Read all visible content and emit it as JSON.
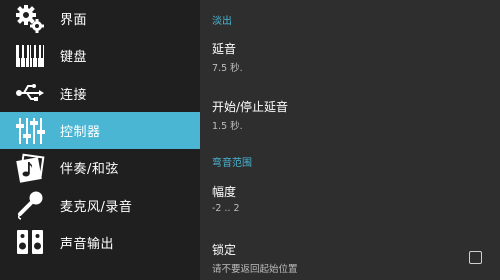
{
  "sidebar": {
    "items": [
      {
        "label": "界面",
        "icon": "gears-icon",
        "active": false
      },
      {
        "label": "键盘",
        "icon": "piano-keys-icon",
        "active": false
      },
      {
        "label": "连接",
        "icon": "usb-icon",
        "active": false
      },
      {
        "label": "控制器",
        "icon": "sliders-icon",
        "active": true
      },
      {
        "label": "伴奏/和弦",
        "icon": "music-note-icon",
        "active": false
      },
      {
        "label": "麦克风/录音",
        "icon": "microphone-icon",
        "active": false
      },
      {
        "label": "声音输出",
        "icon": "speakers-icon",
        "active": false
      }
    ]
  },
  "content": {
    "sections": [
      {
        "header": "淡出",
        "prefs": [
          {
            "title": "延音",
            "summary": "7.5 秒."
          },
          {
            "title": "开始/停止延音",
            "summary": "1.5 秒."
          }
        ]
      },
      {
        "header": "弯音范围",
        "prefs": [
          {
            "title": "幅度",
            "summary": "-2 .. 2"
          },
          {
            "title": "锁定",
            "summary": "请不要返回起始位置",
            "checked": false
          }
        ]
      }
    ]
  },
  "colors": {
    "accent": "#4ab6d4",
    "sidebar_bg": "#1f1f1f",
    "content_bg": "#2e2e2e"
  }
}
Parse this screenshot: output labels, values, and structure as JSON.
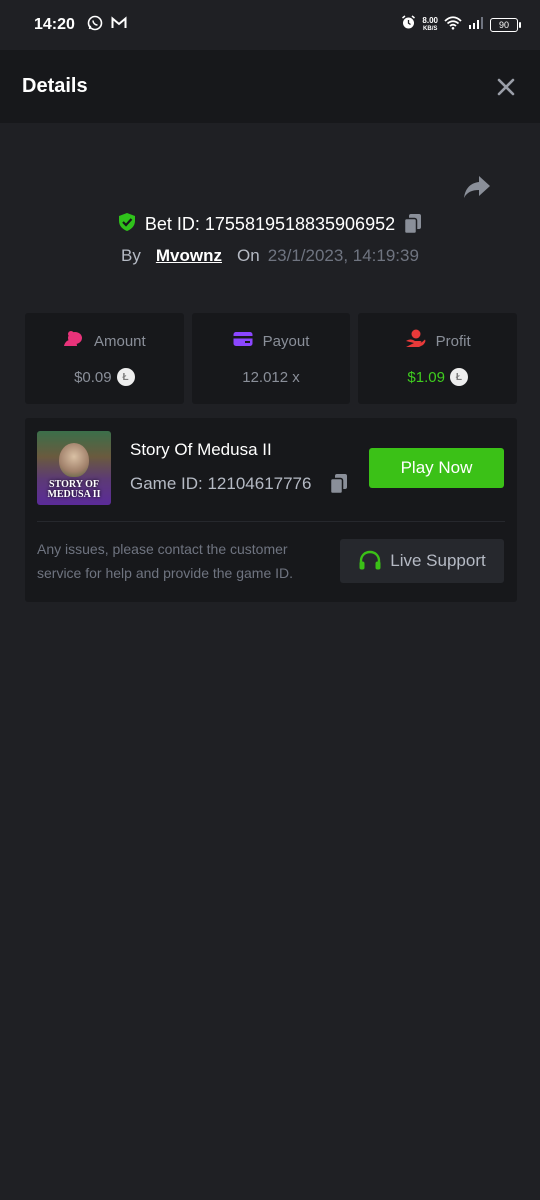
{
  "status_bar": {
    "time": "14:20",
    "network_speed": "8.00",
    "network_unit": "KB/S",
    "battery": "90",
    "icons": [
      "whatsapp-icon",
      "gmail-icon",
      "alarm-icon",
      "wifi-icon",
      "signal-icon",
      "battery-icon"
    ]
  },
  "header": {
    "title": "Details",
    "close_icon": "close-icon"
  },
  "bet": {
    "id_label": "Bet ID: 1755819518835906952",
    "by_label": "By",
    "user": "Mvownz",
    "on_label": "On",
    "date": "23/1/2023, 14:19:39"
  },
  "stats": [
    {
      "label": "Amount",
      "value": "$0.09",
      "icon": "coins-icon",
      "color": "#e8337a"
    },
    {
      "label": "Payout",
      "value": "12.012 x",
      "icon": "card-icon",
      "color": "#8b46ff"
    },
    {
      "label": "Profit",
      "value": "$1.09",
      "icon": "hand-coin-icon",
      "color": "#e83a3a"
    }
  ],
  "game": {
    "name": "Story Of Medusa II",
    "id_label": "Game ID: 12104617776",
    "thumb_text_line1": "STORY OF",
    "thumb_text_line2": "MEDUSA II",
    "play_label": "Play Now",
    "notice": "Any issues, please contact the customer service for help and provide the game ID.",
    "support_label": "Live Support"
  },
  "colors": {
    "background": "#1f2024",
    "card": "#17181b",
    "accent_green": "#3bc117",
    "profit_green": "#3fcd1f",
    "shield_green": "#2fc21b"
  }
}
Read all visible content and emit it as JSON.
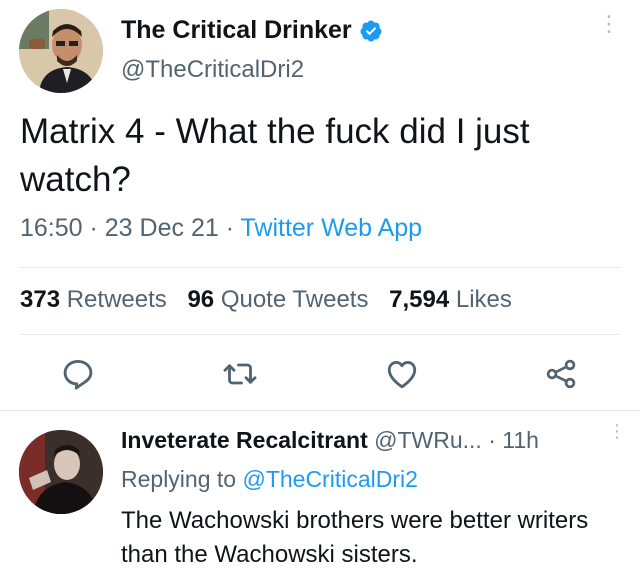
{
  "tweet": {
    "author": {
      "display_name": "The Critical Drinker",
      "handle": "@TheCriticalDri2",
      "verified": true
    },
    "text": "Matrix 4 - What the fuck did I just watch?",
    "time": "16:50",
    "separator1": " · ",
    "date": "23 Dec 21",
    "separator2": " · ",
    "source": "Twitter Web App",
    "stats": [
      {
        "count": "373",
        "label": "Retweets"
      },
      {
        "count": "96",
        "label": "Quote Tweets"
      },
      {
        "count": "7,594",
        "label": "Likes"
      }
    ],
    "actions": [
      "reply-icon",
      "retweet-icon",
      "like-icon",
      "share-icon"
    ]
  },
  "reply": {
    "display_name": "Inveterate Recalcitrant",
    "handle": "@TWRu...",
    "separator": " · ",
    "time": "11h",
    "replying_prefix": "Replying to ",
    "replying_to": "@TheCriticalDri2",
    "text": "The Wachowski brothers were better writers than the Wachowski sisters."
  },
  "colors": {
    "accent": "#1d9bf0",
    "secondary_text": "#536471",
    "primary_text": "#0f1419",
    "icon": "#536471"
  }
}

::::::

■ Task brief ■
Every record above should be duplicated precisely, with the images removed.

■ Response to the exercise ■
Read all visible content and emit it as JSON.
{
  "sidebar": {
    "items": [
      {
        "label": "界面",
        "icon": "gears-icon",
        "active": false
      },
      {
        "label": "键盘",
        "icon": "piano-keys-icon",
        "active": false
      },
      {
        "label": "连接",
        "icon": "usb-icon",
        "active": false
      },
      {
        "label": "控制器",
        "icon": "sliders-icon",
        "active": true
      },
      {
        "label": "伴奏/和弦",
        "icon": "music-note-icon",
        "active": false
      },
      {
        "label": "麦克风/录音",
        "icon": "microphone-icon",
        "active": false
      },
      {
        "label": "声音输出",
        "icon": "speakers-icon",
        "active": false
      }
    ]
  },
  "content": {
    "sections": [
      {
        "header": "淡出",
        "prefs": [
          {
            "title": "延音",
            "summary": "7.5 秒."
          },
          {
            "title": "开始/停止延音",
            "summary": "1.5 秒."
          }
        ]
      },
      {
        "header": "弯音范围",
        "prefs": [
          {
            "title": "幅度",
            "summary": "-2 .. 2"
          },
          {
            "title": "锁定",
            "summary": "请不要返回起始位置",
            "checked": false
          }
        ]
      }
    ]
  },
  "colors": {
    "accent": "#4ab6d4",
    "sidebar_bg": "#1f1f1f",
    "content_bg": "#2e2e2e"
  }
}
Parse this screenshot: output labels, values, and structure as JSON.
{
  "status_bar": {
    "time": "14:20",
    "network_speed": "8.00",
    "network_unit": "KB/S",
    "battery": "90",
    "icons": [
      "whatsapp-icon",
      "gmail-icon",
      "alarm-icon",
      "wifi-icon",
      "signal-icon",
      "battery-icon"
    ]
  },
  "header": {
    "title": "Details",
    "close_icon": "close-icon"
  },
  "bet": {
    "id_label": "Bet ID: 1755819518835906952",
    "by_label": "By",
    "user": "Mvownz",
    "on_label": "On",
    "date": "23/1/2023, 14:19:39"
  },
  "stats": [
    {
      "label": "Amount",
      "value": "$0.09",
      "icon": "coins-icon",
      "color": "#e8337a"
    },
    {
      "label": "Payout",
      "value": "12.012 x",
      "icon": "card-icon",
      "color": "#8b46ff"
    },
    {
      "label": "Profit",
      "value": "$1.09",
      "icon": "hand-coin-icon",
      "color": "#e83a3a"
    }
  ],
  "game": {
    "name": "Story Of Medusa II",
    "id_label": "Game ID: 12104617776",
    "thumb_text_line1": "STORY OF",
    "thumb_text_line2": "MEDUSA II",
    "play_label": "Play Now",
    "notice": "Any issues, please contact the customer service for help and provide the game ID.",
    "support_label": "Live Support"
  },
  "colors": {
    "background": "#1f2024",
    "card": "#17181b",
    "accent_green": "#3bc117",
    "profit_green": "#3fcd1f",
    "shield_green": "#2fc21b"
  }
}
Read all visible content and emit it as JSON.
{
  "tweet": {
    "author": {
      "display_name": "The Critical Drinker",
      "handle": "@TheCriticalDri2",
      "verified": true
    },
    "text": "Matrix 4 - What the fuck did I just watch?",
    "time": "16:50",
    "separator1": " · ",
    "date": "23 Dec 21",
    "separator2": " · ",
    "source": "Twitter Web App",
    "stats": [
      {
        "count": "373",
        "label": "Retweets"
      },
      {
        "count": "96",
        "label": "Quote Tweets"
      },
      {
        "count": "7,594",
        "label": "Likes"
      }
    ],
    "actions": [
      "reply-icon",
      "retweet-icon",
      "like-icon",
      "share-icon"
    ]
  },
  "reply": {
    "display_name": "Inveterate Recalcitrant",
    "handle": "@TWRu...",
    "separator": " · ",
    "time": "11h",
    "replying_prefix": "Replying to ",
    "replying_to": "@TheCriticalDri2",
    "text": "The Wachowski brothers were better writers than the Wachowski sisters."
  },
  "colors": {
    "accent": "#1d9bf0",
    "secondary_text": "#536471",
    "primary_text": "#0f1419",
    "icon": "#536471"
  }
}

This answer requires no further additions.